DIRECTIONS FOR THIS TASK. Below are some entries. Copy each line in them that holds "name".

Dataset rows describing interfaces

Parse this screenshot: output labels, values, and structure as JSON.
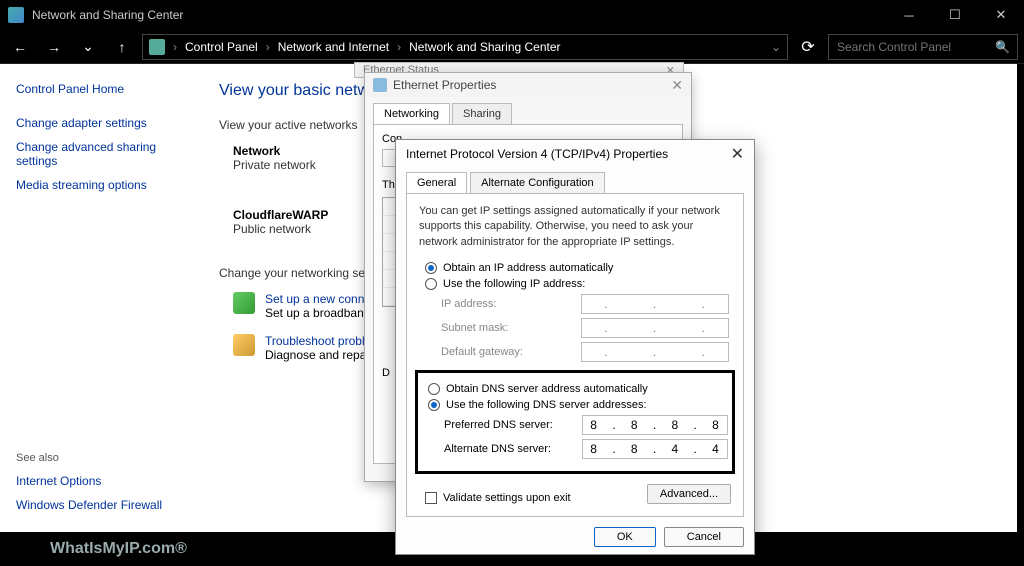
{
  "titlebar": {
    "title": "Network and Sharing Center"
  },
  "nav": {
    "crumbs": [
      "Control Panel",
      "Network and Internet",
      "Network and Sharing Center"
    ],
    "search_placeholder": "Search Control Panel"
  },
  "sidepane": {
    "home": "Control Panel Home",
    "links": [
      "Change adapter settings",
      "Change advanced sharing settings",
      "Media streaming options"
    ],
    "seealso_label": "See also",
    "seealso": [
      "Internet Options",
      "Windows Defender Firewall"
    ]
  },
  "main": {
    "heading": "View your basic network",
    "active_label": "View your active networks",
    "nets": [
      {
        "name": "Network",
        "type": "Private network"
      },
      {
        "name": "CloudflareWARP",
        "type": "Public network"
      }
    ],
    "change_label": "Change your networking settin",
    "tasks": [
      {
        "link": "Set up a new connec",
        "sub": "Set up a broadband,"
      },
      {
        "link": "Troubleshoot proble",
        "sub": "Diagnose and repair"
      }
    ]
  },
  "footer": {
    "watermark": "WhatIsMyIP.com®"
  },
  "behind1": {
    "title": "Ethernet Status"
  },
  "ethprop": {
    "title": "Ethernet Properties",
    "tabs": [
      "Networking",
      "Sharing"
    ],
    "connect_label": "Con",
    "this_label": "Th",
    "d_label": "D"
  },
  "ipv4": {
    "title": "Internet Protocol Version 4 (TCP/IPv4) Properties",
    "tabs": [
      "General",
      "Alternate Configuration"
    ],
    "desc": "You can get IP settings assigned automatically if your network supports this capability. Otherwise, you need to ask your network administrator for the appropriate IP settings.",
    "ip_auto": "Obtain an IP address automatically",
    "ip_manual": "Use the following IP address:",
    "ip_label": "IP address:",
    "mask_label": "Subnet mask:",
    "gw_label": "Default gateway:",
    "dns_auto": "Obtain DNS server address automatically",
    "dns_manual": "Use the following DNS server addresses:",
    "pref_dns_label": "Preferred DNS server:",
    "alt_dns_label": "Alternate DNS server:",
    "pref_dns": [
      "8",
      "8",
      "8",
      "8"
    ],
    "alt_dns": [
      "8",
      "8",
      "4",
      "4"
    ],
    "validate": "Validate settings upon exit",
    "advanced": "Advanced...",
    "ok": "OK",
    "cancel": "Cancel",
    "dot": "."
  }
}
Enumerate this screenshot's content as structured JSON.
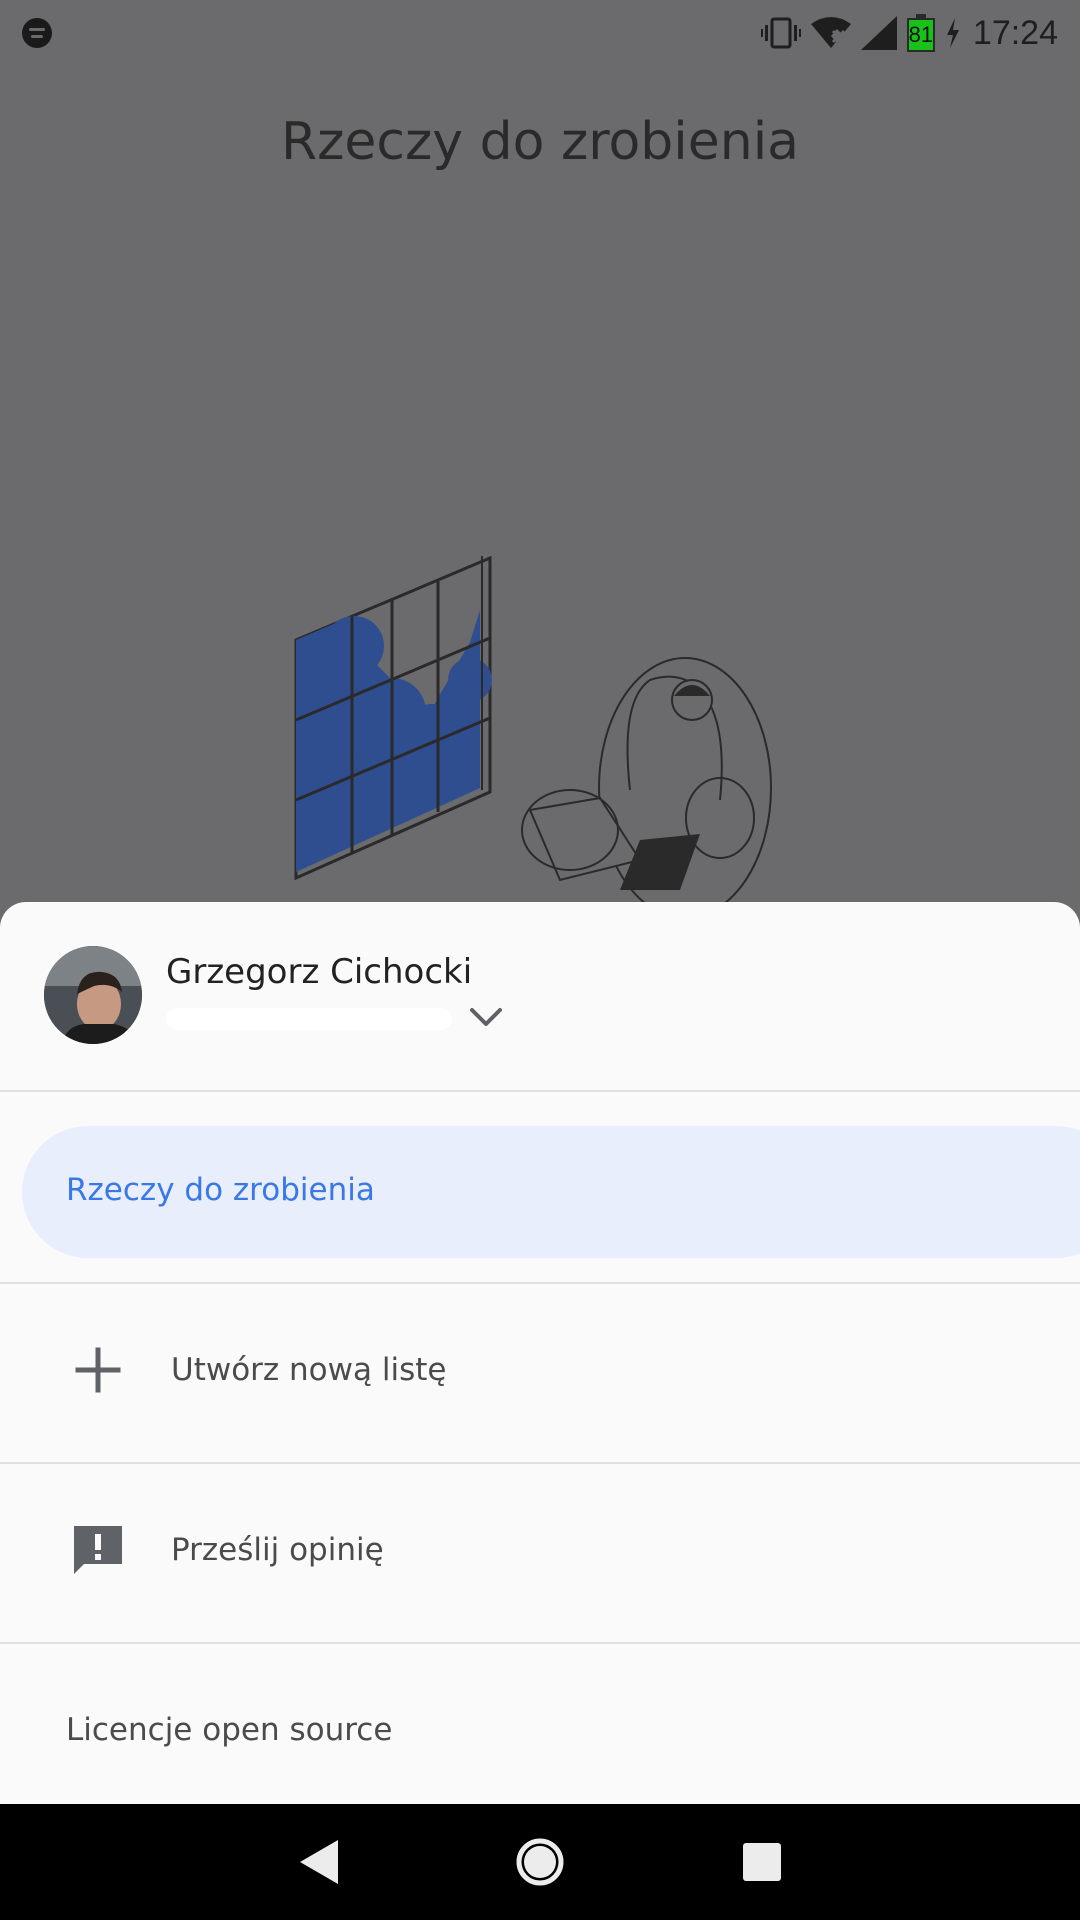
{
  "status_bar": {
    "time": "17:24",
    "battery_level": "81",
    "icons": [
      "spotify-icon",
      "vibrate-icon",
      "wifi-icon",
      "signal-icon",
      "battery-icon",
      "charging-icon"
    ]
  },
  "page": {
    "title": "Rzeczy do zrobienia"
  },
  "sheet": {
    "account": {
      "name": "Grzegorz Cichocki"
    },
    "lists": [
      {
        "label": "Rzeczy do zrobienia",
        "selected": true
      }
    ],
    "menu": {
      "new_list_label": "Utwórz nową listę",
      "feedback_label": "Prześlij opinię",
      "licenses_label": "Licencje open source"
    }
  },
  "colors": {
    "scrim": "#6b6b6d",
    "sheet_bg": "#fafafa",
    "selected_bg": "#e8eefb",
    "accent": "#3b78e7",
    "battery_fill": "#18c21b"
  }
}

RESPONSE.
        "name": "Network",
        "name": "CloudflareWARP",
      "name": "Grzegorz Cichocki"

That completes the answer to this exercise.